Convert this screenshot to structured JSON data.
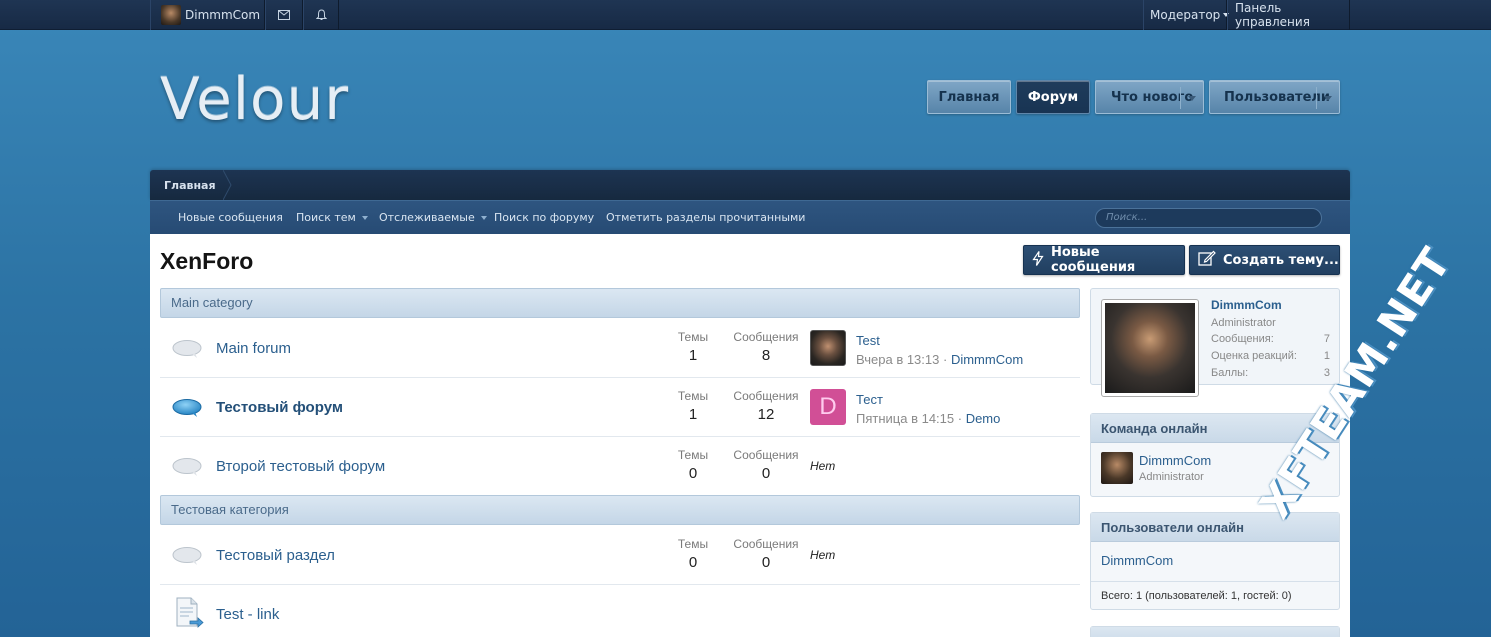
{
  "topbar": {
    "username": "DimmmCom",
    "moderator_label": "Модератор",
    "admin_panel_label": "Панель управления"
  },
  "logo": {
    "text": "Velour"
  },
  "nav": {
    "home": "Главная",
    "forum": "Форум",
    "whats_new": "Что нового",
    "users": "Пользователи"
  },
  "breadcrumb": {
    "home": "Главная"
  },
  "subnav": {
    "items": [
      "Новые сообщения",
      "Поиск тем",
      "Отслеживаемые",
      "Поиск по форуму",
      "Отметить разделы прочитанными"
    ],
    "search_placeholder": "Поиск..."
  },
  "page": {
    "title": "XenForo",
    "btn_new_posts": "Новые сообщения",
    "btn_create_thread": "Создать тему..."
  },
  "stat_labels": {
    "themes": "Темы",
    "posts": "Сообщения"
  },
  "categories": [
    {
      "title": "Main category",
      "forums": [
        {
          "name": "Main forum",
          "themes": "1",
          "posts": "8",
          "last_title": "Test",
          "last_date": "Вчера в 13:13",
          "last_user": "DimmmCom",
          "unread": false
        },
        {
          "name": "Тестовый форум",
          "themes": "1",
          "posts": "12",
          "last_title": "Тест",
          "last_date": "Пятница в 14:15",
          "last_user": "Demo",
          "last_avatar_letter": "D",
          "unread": true
        },
        {
          "name": "Второй тестовый форум",
          "themes": "0",
          "posts": "0",
          "last_none": "Нет",
          "unread": false
        }
      ]
    },
    {
      "title": "Тестовая категория",
      "forums": [
        {
          "name": "Тестовый раздел",
          "themes": "0",
          "posts": "0",
          "last_none": "Нет",
          "unread": false
        },
        {
          "name": "Test - link",
          "type": "link"
        }
      ]
    }
  ],
  "sidebar": {
    "profile": {
      "name": "DimmmCom",
      "role": "Administrator",
      "stats": [
        {
          "label": "Сообщения:",
          "value": "7"
        },
        {
          "label": "Оценка реакций:",
          "value": "1"
        },
        {
          "label": "Баллы:",
          "value": "3"
        }
      ]
    },
    "staff": {
      "title": "Команда онлайн",
      "name": "DimmmCom",
      "role": "Administrator"
    },
    "online": {
      "title": "Пользователи онлайн",
      "name": "DimmmCom",
      "total": "Всего: 1 (пользователей: 1, гостей: 0)"
    }
  },
  "watermark": "XFTEAM.NET"
}
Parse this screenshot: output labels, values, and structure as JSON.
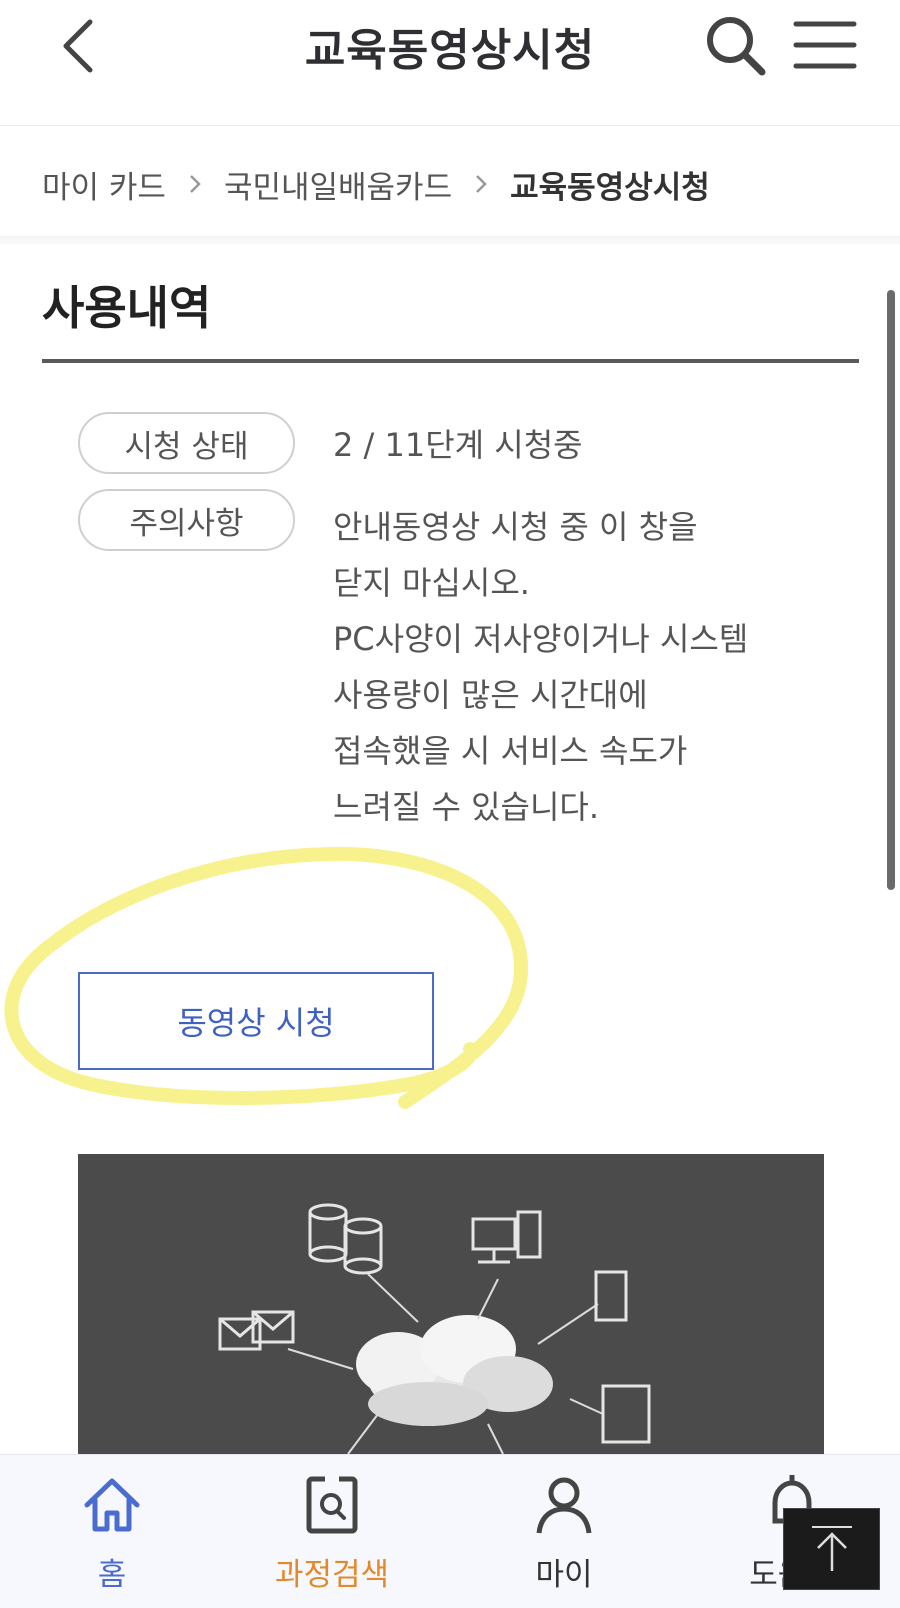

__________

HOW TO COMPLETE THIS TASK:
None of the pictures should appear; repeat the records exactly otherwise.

RESULT:
Convert this screenshot to structured JSON data.
{
  "topbar": {
    "username": "DimmmCom",
    "moderator_label": "Модератор",
    "admin_panel_label": "Панель управления"
  },
  "logo": {
    "text": "Velour"
  },
  "nav": {
    "home": "Главная",
    "forum": "Форум",
    "whats_new": "Что нового",
    "users": "Пользователи"
  },
  "breadcrumb": {
    "home": "Главная"
  },
  "subnav": {
    "items": [
      "Новые сообщения",
      "Поиск тем",
      "Отслеживаемые",
      "Поиск по форуму",
      "Отметить разделы прочитанными"
    ],
    "search_placeholder": "Поиск..."
  },
  "page": {
    "title": "XenForo",
    "btn_new_posts": "Новые сообщения",
    "btn_create_thread": "Создать тему..."
  },
  "stat_labels": {
    "themes": "Темы",
    "posts": "Сообщения"
  },
  "categories": [
    {
      "title": "Main category",
      "forums": [
        {
          "name": "Main forum",
          "themes": "1",
          "posts": "8",
          "last_title": "Test",
          "last_date": "Вчера в 13:13",
          "last_user": "DimmmCom",
          "unread": false
        },
        {
          "name": "Тестовый форум",
          "themes": "1",
          "posts": "12",
          "last_title": "Тест",
          "last_date": "Пятница в 14:15",
          "last_user": "Demo",
          "last_avatar_letter": "D",
          "unread": true
        },
        {
          "name": "Второй тестовый форум",
          "themes": "0",
          "posts": "0",
          "last_none": "Нет",
          "unread": false
        }
      ]
    },
    {
      "title": "Тестовая категория",
      "forums": [
        {
          "name": "Тестовый раздел",
          "themes": "0",
          "posts": "0",
          "last_none": "Нет",
          "unread": false
        },
        {
          "name": "Test - link",
          "type": "link"
        }
      ]
    }
  ],
  "sidebar": {
    "profile": {
      "name": "DimmmCom",
      "role": "Administrator",
      "stats": [
        {
          "label": "Сообщения:",
          "value": "7"
        },
        {
          "label": "Оценка реакций:",
          "value": "1"
        },
        {
          "label": "Баллы:",
          "value": "3"
        }
      ]
    },
    "staff": {
      "title": "Команда онлайн",
      "name": "DimmmCom",
      "role": "Administrator"
    },
    "online": {
      "title": "Пользователи онлайн",
      "name": "DimmmCom",
      "total": "Всего: 1 (пользователей: 1, гостей: 0)"
    }
  },
  "watermark": "XFTEAM.NET"
}
Parse this screenshot: output labels, values, and structure as JSON.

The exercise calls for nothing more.